Trump has been accused of colluding with Russia during the 2016 presidential election.

Trump has repeatedly denied any collusion and said he would be vindicated if the investigations are concluded.

On Sunday, Trump defended his campaign and his relationship with Russian President Vladimir Putin.”

If you talk with him, he’s a friend. “

If you talk about it as a business, he’d be bankrupt.

If you talk with him, he’s a friend.

I think we have an outstanding relationship.

I don’t think anybody knows it better than I do.”

Why you shouldn’t be reading all the tweets about your job

Posted March 09, 2020 07:11:36A new study shows that the majority of people will not read the tweets from employers.

In a survey conducted by research firm Ipsos, 41 per cent of respondents said they would be “uncomfortable” reading the content of employers’ social media accounts.

“We are concerned that these types of posts can be misinterpreted, used as a tool to target and bully employees, and are likely to be used to promote a particular agenda,” the study’s author, Dr Andrew Rudge, said.

“In particular, we are concerned about the extent to which they may be used by employers to recruit staff and to target workers for recruitment campaigns.”

“This research is particularly important in light of the widespread use of social media platforms by employers.”

The study surveyed nearly 2,000 Australians between January and April 2020, who were asked how often they read employer social media content.

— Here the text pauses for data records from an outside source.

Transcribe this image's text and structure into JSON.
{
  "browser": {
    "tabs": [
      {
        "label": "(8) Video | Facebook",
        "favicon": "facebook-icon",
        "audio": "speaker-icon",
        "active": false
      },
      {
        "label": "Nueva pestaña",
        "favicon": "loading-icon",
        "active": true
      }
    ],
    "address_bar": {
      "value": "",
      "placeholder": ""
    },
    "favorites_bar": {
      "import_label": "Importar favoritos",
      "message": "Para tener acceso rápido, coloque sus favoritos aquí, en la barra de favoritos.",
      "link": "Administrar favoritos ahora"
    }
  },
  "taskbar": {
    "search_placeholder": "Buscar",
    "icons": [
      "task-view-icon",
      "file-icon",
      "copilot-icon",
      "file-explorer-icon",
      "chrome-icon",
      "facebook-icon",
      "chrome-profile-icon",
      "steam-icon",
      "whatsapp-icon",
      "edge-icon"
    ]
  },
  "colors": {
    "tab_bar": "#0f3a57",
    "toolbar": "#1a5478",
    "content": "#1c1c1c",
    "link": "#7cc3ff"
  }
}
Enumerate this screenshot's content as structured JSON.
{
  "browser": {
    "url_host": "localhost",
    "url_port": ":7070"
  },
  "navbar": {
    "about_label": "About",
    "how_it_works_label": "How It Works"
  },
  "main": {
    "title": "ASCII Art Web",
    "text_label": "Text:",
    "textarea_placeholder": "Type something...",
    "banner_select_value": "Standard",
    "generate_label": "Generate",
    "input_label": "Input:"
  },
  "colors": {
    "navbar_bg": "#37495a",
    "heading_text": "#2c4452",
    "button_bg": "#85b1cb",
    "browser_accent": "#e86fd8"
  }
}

“Overall, more than half of the respondents said that they were ‘very’ or ‘somewhat’ comfortable reading posts,” the Ipsos report said.

The majority of respondents, 61 per cent, said they “would not” read posts from employers with “offensive or disparaging” content.

The Ipsos study also found that 56 per cent were uncomfortable reading tweets from companies with “slight or no negative content”.

“The most commonly used word in this category is ‘slight’, followed by ‘slightly’ or a ‘little’ negative content,” the report said.(ABC News: Ben Brumby)The report also found 61 per a “moderate” level of “slightly” or a “little” negative content, with the majority (60 per cent) of respondents preferring “somewhere in between” to read negative content.

Dr Rudge said this trend was likely to continue as employers continue to use social media to target their workforce.

“There’s a very big demand for this type of information,” he said.”[And] it’s not just about the jobs that employers are trying to target, but also about the workforce they want to hire.”

The Ipsus study found that the “most commonly used” word in the “snowball” category was “snot” (48 per cent), followed by “dismember” (45 per cent).

“This type of ‘snot’ or other type of negative content is used by companies to target employees or recruit people,” Dr Rudge explained.

“The more negative and negative the content is, the more likely it is that it will be read by an employee.”

The findings from the Ipso survey showed that the most common words in the snowball category were “sneeze” (42 per cent); “snail” (37 per cent; “snuff” (34 per cent)), “fuzzy” (32 per cent in the case of the “furry” category), and “sniffing” (30 per cent and “trouble” (24 per cent)).

“Employers use these terms to target individuals, with little regard to whether or not they’re actually referring to a specific individual,” Dr Michael Kinsman, Ipsos research director, said in a statement.

“It’s important that we don’t let this lead us down a path that could negatively impact our employees.”

Topics:work,business-economics-and-finance,employment,employment-organisations,government-and/or-politics,social-media,internet-technology,internet,socialmedia,work,education,industry,employment